General Atlantic were not the only people who approached us.”

The above comment, made by Actis energy head Lucy Heintz following the announcement that the firm will become GA’s infrastructure arm, may not come as a surprise. In one sense, the deal is simply the latest example of a growing trend.

Investor demand for infrastructure has been rocketing, largely thanks to tailwinds from the energy transition and digital transformation, and the asset class’s reputation as an inflationary hedge. This, combined with LPs’ desire to allocate to fewer fund managers, has led private markets giants to view the asset class as a must-have offering, putting independent infrastructure managers in their acquisition crosshairs (see New Private Markets affiliate publication Infrastructure Investor for more on this, registration required). Actis isn’t even the largest infra firm to be bought this month; Global Infrastructure Partners, which has an AUM around eight times larger, was acquired by BlackRock just last week. Bridgepoint, owner of NPM publisher PEI Group, bought Energy Capital Partners last year.

But Actis’s appeal is not solely due to its asset class.

Sustainability is increasingly an allocation winner in private markets. In a period characterised by difficult fundraising conditions, those raising climate funds in particular have benefited from new pools of LP capital coming online and continued investor interest.

With its roots in development finance (it originated as a spinout from CDC Group, now called British International Investment) Actis has been consistently forward-thinking when it comes to sustainability since it was founded two decades ago. Though the firm itself treats the term ‘impact’ with circumspection (“we tend to say everything we do is with impact rather than labelling ourselves as impact investors”, Heintz said), Actis is a prominent brand in private markets sustainability. It was second on our Impact 50 list last year.

In a similar vein, Actis’s emerging markets expertise is becoming an increasingly attractive quality.
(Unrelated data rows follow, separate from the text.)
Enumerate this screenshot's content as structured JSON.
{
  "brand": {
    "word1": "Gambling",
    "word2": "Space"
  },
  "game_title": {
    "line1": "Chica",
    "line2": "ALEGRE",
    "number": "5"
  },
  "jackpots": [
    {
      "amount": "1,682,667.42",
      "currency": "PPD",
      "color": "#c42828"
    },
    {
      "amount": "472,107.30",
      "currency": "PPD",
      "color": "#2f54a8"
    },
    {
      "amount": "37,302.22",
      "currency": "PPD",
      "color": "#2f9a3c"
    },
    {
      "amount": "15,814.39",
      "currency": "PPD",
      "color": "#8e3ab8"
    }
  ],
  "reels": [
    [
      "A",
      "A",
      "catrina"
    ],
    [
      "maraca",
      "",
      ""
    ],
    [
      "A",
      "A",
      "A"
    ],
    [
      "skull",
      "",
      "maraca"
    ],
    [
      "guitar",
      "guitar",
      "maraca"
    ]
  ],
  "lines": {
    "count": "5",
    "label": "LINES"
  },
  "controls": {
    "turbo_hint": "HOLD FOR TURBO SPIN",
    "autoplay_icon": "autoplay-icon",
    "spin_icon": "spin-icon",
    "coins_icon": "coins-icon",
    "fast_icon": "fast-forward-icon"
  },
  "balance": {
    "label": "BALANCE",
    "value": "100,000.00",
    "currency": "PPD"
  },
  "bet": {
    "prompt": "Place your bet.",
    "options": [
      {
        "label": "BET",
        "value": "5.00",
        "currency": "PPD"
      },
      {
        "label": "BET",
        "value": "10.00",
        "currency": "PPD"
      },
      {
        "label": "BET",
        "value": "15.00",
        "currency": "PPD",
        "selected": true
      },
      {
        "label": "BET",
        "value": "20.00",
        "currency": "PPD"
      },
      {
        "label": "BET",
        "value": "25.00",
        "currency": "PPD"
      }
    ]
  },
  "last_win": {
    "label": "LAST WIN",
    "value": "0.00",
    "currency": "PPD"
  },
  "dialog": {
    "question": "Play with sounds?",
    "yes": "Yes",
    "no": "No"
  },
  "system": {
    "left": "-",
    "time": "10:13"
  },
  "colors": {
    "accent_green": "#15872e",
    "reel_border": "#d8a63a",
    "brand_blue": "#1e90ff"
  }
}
The need for private capital to be channeled towards emerging markets – particularly with regard to the energy transition – has become acute. The mainstream investment world has started to respond to this; at COP28 last year, private markets heavyweights such as Brookfield, TPG and BlackRock launched dedicated EM climate funds, catalysed by anchor commitments from the UAE’s $30 billion climate fund, Altérra. This scarcely scratches the surface of the opportunity; $330 billion a year is needed to deliver a green transition in South Asia, Southeast Asia and Africa, as outlined in a report by LeapFrog Investments, CGAP and Temasek last year. This is viewed as both a huge challenge and a huge opportunity.

Heintz also noted that, during the sale process, there were other firms “for whom emerging markets and the energy transition are in their sights”. Sustainability driven consolidation looks set to continue.